Project-Based Professional Development

This Friday the teaching staff of Brampton Centennial Secondary School participated in our first full Professional Learning Day. As Principal, and lead learner, I chose to apply some of my learning about planning and instruction to our day’s activities.

Here are the Principles that this Principal followed:

1. Choose the simplest technology for the task
* paper not PowerPoint (for the Agenda and Exit Card)

2. Design backwards
* begin with the Ministry and Board requirements
* layer use of technology, innovative instruction, and collaborative tools on top of the content

3. Honour learning styles
* communicate, don’t lecture
* provide flexible frameworks and timelines
* clearly outline assessment criteria

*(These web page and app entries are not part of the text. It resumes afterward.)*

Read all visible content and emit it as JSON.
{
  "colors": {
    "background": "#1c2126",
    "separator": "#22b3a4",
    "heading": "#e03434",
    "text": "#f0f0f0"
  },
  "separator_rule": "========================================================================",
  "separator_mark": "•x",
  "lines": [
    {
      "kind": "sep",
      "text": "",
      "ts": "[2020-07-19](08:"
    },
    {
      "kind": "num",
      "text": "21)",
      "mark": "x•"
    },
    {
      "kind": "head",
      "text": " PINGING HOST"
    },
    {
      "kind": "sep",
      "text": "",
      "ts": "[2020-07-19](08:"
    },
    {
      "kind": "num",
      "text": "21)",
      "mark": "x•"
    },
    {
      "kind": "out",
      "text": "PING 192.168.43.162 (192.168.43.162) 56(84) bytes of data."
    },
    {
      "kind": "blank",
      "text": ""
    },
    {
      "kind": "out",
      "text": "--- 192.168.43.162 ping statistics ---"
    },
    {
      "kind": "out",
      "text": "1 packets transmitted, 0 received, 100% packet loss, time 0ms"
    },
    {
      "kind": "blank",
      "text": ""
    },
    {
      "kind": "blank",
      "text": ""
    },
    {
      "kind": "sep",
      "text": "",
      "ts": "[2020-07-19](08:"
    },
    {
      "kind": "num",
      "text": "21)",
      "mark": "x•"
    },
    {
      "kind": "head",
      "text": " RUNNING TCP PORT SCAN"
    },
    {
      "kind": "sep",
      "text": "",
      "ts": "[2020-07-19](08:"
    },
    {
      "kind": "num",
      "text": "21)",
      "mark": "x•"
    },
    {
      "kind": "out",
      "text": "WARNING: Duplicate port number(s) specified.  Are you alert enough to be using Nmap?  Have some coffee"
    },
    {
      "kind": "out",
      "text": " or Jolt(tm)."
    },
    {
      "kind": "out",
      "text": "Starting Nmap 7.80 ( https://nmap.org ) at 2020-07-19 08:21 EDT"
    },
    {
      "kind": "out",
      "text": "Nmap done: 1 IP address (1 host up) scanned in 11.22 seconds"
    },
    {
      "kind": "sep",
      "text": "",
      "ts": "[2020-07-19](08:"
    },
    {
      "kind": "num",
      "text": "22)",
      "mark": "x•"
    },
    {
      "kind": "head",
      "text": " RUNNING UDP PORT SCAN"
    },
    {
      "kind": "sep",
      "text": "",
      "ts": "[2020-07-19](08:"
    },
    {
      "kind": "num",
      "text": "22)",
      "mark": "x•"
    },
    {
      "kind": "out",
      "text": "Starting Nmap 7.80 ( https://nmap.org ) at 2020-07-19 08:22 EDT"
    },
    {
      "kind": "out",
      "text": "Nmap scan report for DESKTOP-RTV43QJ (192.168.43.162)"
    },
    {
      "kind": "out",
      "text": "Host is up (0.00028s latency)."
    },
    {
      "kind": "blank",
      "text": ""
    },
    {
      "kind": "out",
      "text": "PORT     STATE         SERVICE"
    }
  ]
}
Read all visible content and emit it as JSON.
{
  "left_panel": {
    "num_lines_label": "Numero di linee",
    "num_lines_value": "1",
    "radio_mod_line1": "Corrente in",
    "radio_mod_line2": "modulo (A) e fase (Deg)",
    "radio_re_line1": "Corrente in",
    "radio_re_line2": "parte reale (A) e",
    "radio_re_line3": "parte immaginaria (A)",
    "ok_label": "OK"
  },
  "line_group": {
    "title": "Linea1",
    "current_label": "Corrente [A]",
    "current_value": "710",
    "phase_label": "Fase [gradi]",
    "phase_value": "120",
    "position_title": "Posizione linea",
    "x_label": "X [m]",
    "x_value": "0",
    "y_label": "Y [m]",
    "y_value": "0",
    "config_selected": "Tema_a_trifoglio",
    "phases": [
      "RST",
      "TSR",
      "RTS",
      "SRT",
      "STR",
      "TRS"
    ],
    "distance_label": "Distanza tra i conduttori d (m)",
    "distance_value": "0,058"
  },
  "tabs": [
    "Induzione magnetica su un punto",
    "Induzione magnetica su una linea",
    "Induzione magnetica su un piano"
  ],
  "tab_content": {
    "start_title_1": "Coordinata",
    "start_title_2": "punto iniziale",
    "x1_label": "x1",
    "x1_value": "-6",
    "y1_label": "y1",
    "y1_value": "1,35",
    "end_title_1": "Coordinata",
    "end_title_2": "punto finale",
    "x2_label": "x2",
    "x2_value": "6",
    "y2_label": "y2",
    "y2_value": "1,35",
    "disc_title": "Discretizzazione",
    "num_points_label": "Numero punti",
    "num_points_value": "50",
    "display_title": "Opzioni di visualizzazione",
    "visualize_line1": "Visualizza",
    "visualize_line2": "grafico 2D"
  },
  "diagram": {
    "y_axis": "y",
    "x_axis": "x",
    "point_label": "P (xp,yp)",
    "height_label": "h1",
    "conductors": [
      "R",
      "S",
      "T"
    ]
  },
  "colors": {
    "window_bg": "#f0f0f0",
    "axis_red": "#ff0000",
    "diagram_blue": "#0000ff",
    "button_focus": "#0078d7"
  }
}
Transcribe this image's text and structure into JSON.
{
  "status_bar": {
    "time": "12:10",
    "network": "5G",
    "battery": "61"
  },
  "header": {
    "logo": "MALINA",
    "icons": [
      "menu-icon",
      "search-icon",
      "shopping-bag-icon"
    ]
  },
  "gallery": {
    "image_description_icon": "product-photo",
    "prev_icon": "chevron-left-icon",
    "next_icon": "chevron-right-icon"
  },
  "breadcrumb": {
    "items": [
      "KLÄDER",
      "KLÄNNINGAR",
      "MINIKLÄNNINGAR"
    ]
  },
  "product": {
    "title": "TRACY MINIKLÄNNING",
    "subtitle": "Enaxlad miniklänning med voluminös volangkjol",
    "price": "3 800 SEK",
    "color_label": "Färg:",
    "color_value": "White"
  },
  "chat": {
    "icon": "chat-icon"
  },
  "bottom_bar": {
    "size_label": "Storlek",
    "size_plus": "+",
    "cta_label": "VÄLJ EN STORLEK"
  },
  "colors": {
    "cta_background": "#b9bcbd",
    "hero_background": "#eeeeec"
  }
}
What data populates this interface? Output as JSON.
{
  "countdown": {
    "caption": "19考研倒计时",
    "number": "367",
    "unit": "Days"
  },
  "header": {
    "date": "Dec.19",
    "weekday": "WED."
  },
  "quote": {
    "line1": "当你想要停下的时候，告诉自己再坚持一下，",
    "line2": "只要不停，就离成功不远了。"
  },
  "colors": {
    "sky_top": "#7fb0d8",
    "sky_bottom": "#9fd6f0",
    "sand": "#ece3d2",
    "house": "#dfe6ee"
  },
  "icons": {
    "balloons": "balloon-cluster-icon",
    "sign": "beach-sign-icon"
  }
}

Our teachers had organized themselves in Professional Learning Cycle teams at the previous week’s “Early Release” session, so they were ready to begin; some at the Reflect stage, some ready to Plan. The work of each team supported one of the Ontario Ministry of Education’s four “Pillars” of Literacy, Numeracy, Pathways, or Community, Culture and Caring, and also linked to one or more of the Peel District School Board’s System Goals.

We began the day with breakfast (food is always good!), and then our teams departed to work. A few hours later, we reconvened, and teams submitted their Exit Cards, which restated the focus of their work framed as a “Theory of Action”. With this focused statement of intent, our teams are now prepared to Act in their classrooms. Though we’ve not yet introduced “Instructional Rounds” to our staff, we’re planting the seeds for work in this area later in the school year.

The feedback we received on this half of the day was overwhelmingly positive: one teacher told me that this was the best PD he had experienced in a decade. And I believe that the work of the morning served to set a positive tone for the more traditional “presentation” format of the afternoon, where we were presented with information on Anxiety in Adolescents.

I plan to continue to model processes and tools, hopeful that my teachers will recognize those they might wish to try in their classrooms. I will continue to take risks with my staff, and reflect on the results, be they good or bad. And I will, I know, love being back in the role of “teacher”, if only for a few PD days a year!

Use of Twitter as a Presentation Tool

Last evening I had the pleasure of listening to Alec Couros (@courosa) at the Leadership Launch for Peel District School Board’s Mississauga Field Office.  His engaging presentation included video and audio clips, layered with comments from the audience via the hashtag #peelprez.

As I was listening, and reading the Twitter feed, interspersed were Tweets from Alec himself.  But he was talking, and clicking through his presentation!  How was he Tweeting?

I figured out that he had prepared tweets to correspond to many of his key slides, and had set them up to be sent as he reached each new topic.  It was wonderful to just listen, and not have to take notes.  And if I wanted to see more, I could just click on the link in the Tweet, and read more.

As teachers, we don’t often plan well enough to set up this complex a presentation.  However, if I’m presenting for my colleagues at a meeting, or contributing to a conference, I’m certain this will be a new “trick” in my “bag of tricks”.